Introduction The House of Commons Health Committee estimated 25 000 people in the UK die from preventable hospital acquired venous thromboembolism (VTE) every year. The Department of Health now state all adult patients must have documented VTE risk assessment and have given guidance on thrombosis and bleeding risk factors based on guidance from the National Institute of Clinical Excellence (NICE). Our hospital trust has raised awareness of appropriate prescribing of thromboprophylaxis by alerts on the local intranet, posters in clinical areas, at staff inductions and the development of a VTE risk assessment tool that will be included in the new generic assessment document. The tool was audited with thromboprophylaxis prescribing and found that none of the tools were filled in correctly and 20 out of 50 patients (40%) were not prescribed thromboprophlaxis appropriately. We wanted to find out why these results occurred.
Method A questionnaire was given to 34 members of staff who are exposed to the new risk assessment forms; 16 doctors and 18 nurses.
Results All doctors were happy assessing VTE risk, whereas 61% of the nurses were not happy assessing all the risks included. The mean time to fill in the form was 4 min for doctors and nurses. 63% of doctors felt it should be a nursing job to fill in the risk assessment form whereas 77% of nurses felt it was a doctors job to complete the VTE risk assessment. 50% of doctors stated they used the risk assessment form when prescribing thromboprophylaxis and 62% of doctors felt they didn′t need a form to assess risk of VTE.

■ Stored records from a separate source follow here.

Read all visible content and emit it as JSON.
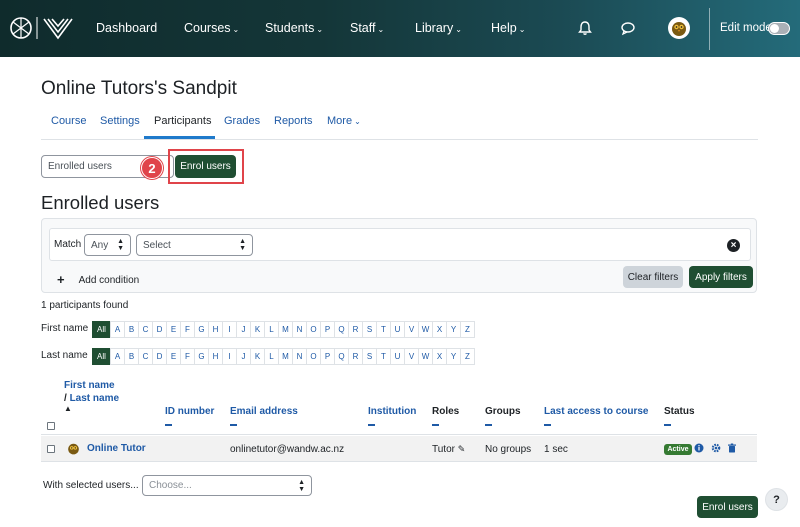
{
  "nav": {
    "items": [
      {
        "label": "Dashboard",
        "has_menu": false
      },
      {
        "label": "Courses",
        "has_menu": true
      },
      {
        "label": "Students",
        "has_menu": true
      },
      {
        "label": "Staff",
        "has_menu": true
      },
      {
        "label": "Library",
        "has_menu": true
      },
      {
        "label": "Help",
        "has_menu": true
      }
    ],
    "edit_mode_label": "Edit mode",
    "edit_mode_on": false
  },
  "course": {
    "title": "Online Tutors's Sandpit",
    "tabs": [
      {
        "label": "Course",
        "active": false
      },
      {
        "label": "Settings",
        "active": false
      },
      {
        "label": "Participants",
        "active": true
      },
      {
        "label": "Grades",
        "active": false
      },
      {
        "label": "Reports",
        "active": false
      },
      {
        "label": "More",
        "active": false,
        "has_menu": true
      }
    ]
  },
  "toolbar": {
    "view_select_value": "Enrolled users",
    "enrol_button_label": "Enrol users",
    "step_badge": "2"
  },
  "heading": "Enrolled users",
  "filter": {
    "match_label": "Match",
    "match_value": "Any",
    "type_value": "Select",
    "add_condition_label": "Add condition",
    "clear_label": "Clear filters",
    "apply_label": "Apply filters"
  },
  "participants_found": "1 participants found",
  "initials": {
    "first_name_label": "First name",
    "last_name_label": "Last name",
    "all_label": "All",
    "letters": [
      "A",
      "B",
      "C",
      "D",
      "E",
      "F",
      "G",
      "H",
      "I",
      "J",
      "K",
      "L",
      "M",
      "N",
      "O",
      "P",
      "Q",
      "R",
      "S",
      "T",
      "U",
      "V",
      "W",
      "X",
      "Y",
      "Z"
    ]
  },
  "table": {
    "headers": {
      "first_name": "First name",
      "separator": "/",
      "last_name": "Last name",
      "id_number": "ID number",
      "email": "Email address",
      "institution": "Institution",
      "roles": "Roles",
      "groups": "Groups",
      "last_access": "Last access to course",
      "status": "Status"
    },
    "rows": [
      {
        "name": "Online Tutor",
        "email": "onlinetutor@wandw.ac.nz",
        "role": "Tutor",
        "groups": "No groups",
        "last_access": "1 sec",
        "status": "Active"
      }
    ]
  },
  "bulk": {
    "label": "With selected users...",
    "placeholder": "Choose..."
  },
  "footer_enrol_label": "Enrol users",
  "help_label": "?",
  "colors": {
    "brand_green": "#1f4e32",
    "link_blue": "#1f5aa6",
    "highlight_red": "#e0444a",
    "active_badge": "#357a32"
  }
}
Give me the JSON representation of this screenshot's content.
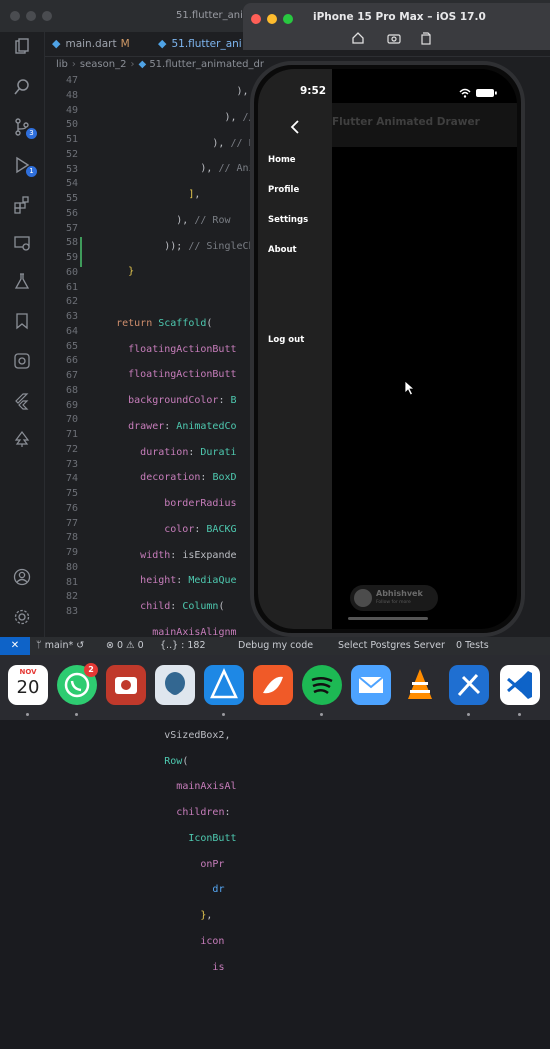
{
  "vscode": {
    "window_title": "51.flutter_anim",
    "tabs": [
      {
        "name": "main.dart",
        "modifier": "M"
      },
      {
        "name": "51.flutter_ani",
        "modifier": ""
      }
    ],
    "breadcrumb": [
      "lib",
      "season_2",
      "51.flutter_animated_dr"
    ],
    "line_numbers": [
      "47",
      "48",
      "49",
      "50",
      "51",
      "52",
      "53",
      "54",
      "55",
      "56",
      "57",
      "58",
      "59",
      "60",
      "61",
      "62",
      "63",
      "64",
      "65",
      "66",
      "67",
      "68",
      "69",
      "70",
      "71",
      "72",
      "73",
      "74",
      "75",
      "76",
      "77",
      "78",
      "79",
      "80",
      "81",
      "82",
      "83"
    ],
    "activity_badges": {
      "source_control": "3",
      "run_debug": "1"
    },
    "status": {
      "branch": "main*",
      "problems": "⊗ 0 ⚠ 0",
      "position": "{..} : 182",
      "debug": "Debug my code",
      "postgres": "Select Postgres Server",
      "tests": "0 Tests"
    }
  },
  "simulator": {
    "title": "iPhone 15 Pro Max – iOS 17.0",
    "status_time": "9:52",
    "app_title": "Flutter Animated Drawer",
    "drawer_items": [
      {
        "label": "Home"
      },
      {
        "label": "Profile"
      },
      {
        "label": "Settings"
      },
      {
        "label": "About"
      }
    ],
    "logout_label": "Log out",
    "watermark_name": "Abhishvek",
    "watermark_sub": "Follow for more"
  },
  "dock": {
    "calendar_month": "NOV",
    "calendar_day": "20",
    "whatsapp_badge": "2",
    "apps": [
      "calendar",
      "whatsapp",
      "photo-booth",
      "postgres",
      "instruments",
      "swift",
      "spotify",
      "mail",
      "vlc",
      "xcode",
      "vscode"
    ]
  },
  "colors": {
    "accent": "#0e63c8",
    "editor_bg": "#1e1f22",
    "drawer_bg": "#212121",
    "badge_red": "#e53935"
  }
}
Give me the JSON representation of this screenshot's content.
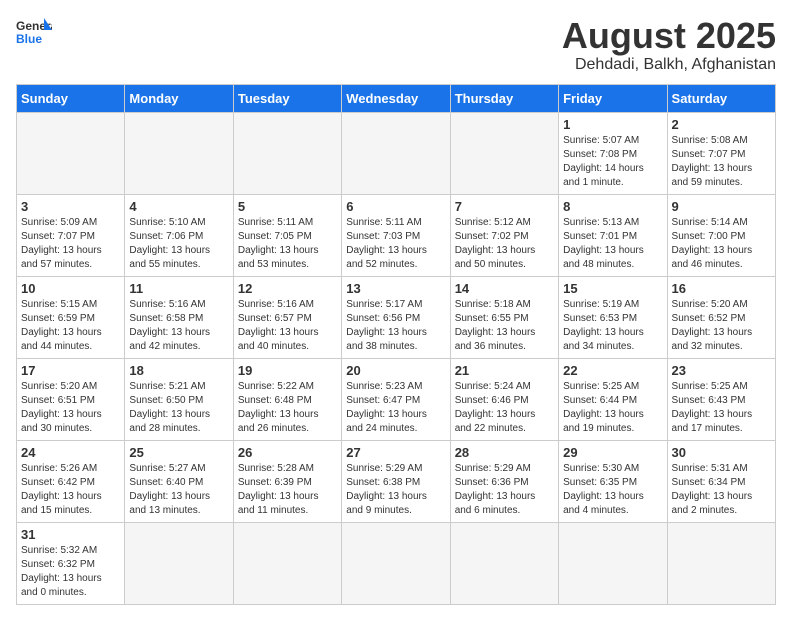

Conclusion The trust has used numerous ways to raise awareness of thromboprophylaxis prescribing, including the risk assessment tool. However, 40% of patients audited were not correctly prescribed thromboprophylaxis despite these measures. The majority of nurses felt it was a doctors job to fill in the tool as not all nurses were happy to assess all the risk factors. Only half the doctors stated they used the risk assessment tool and over half the doctors felt they didn't need a form to assess VTE risk.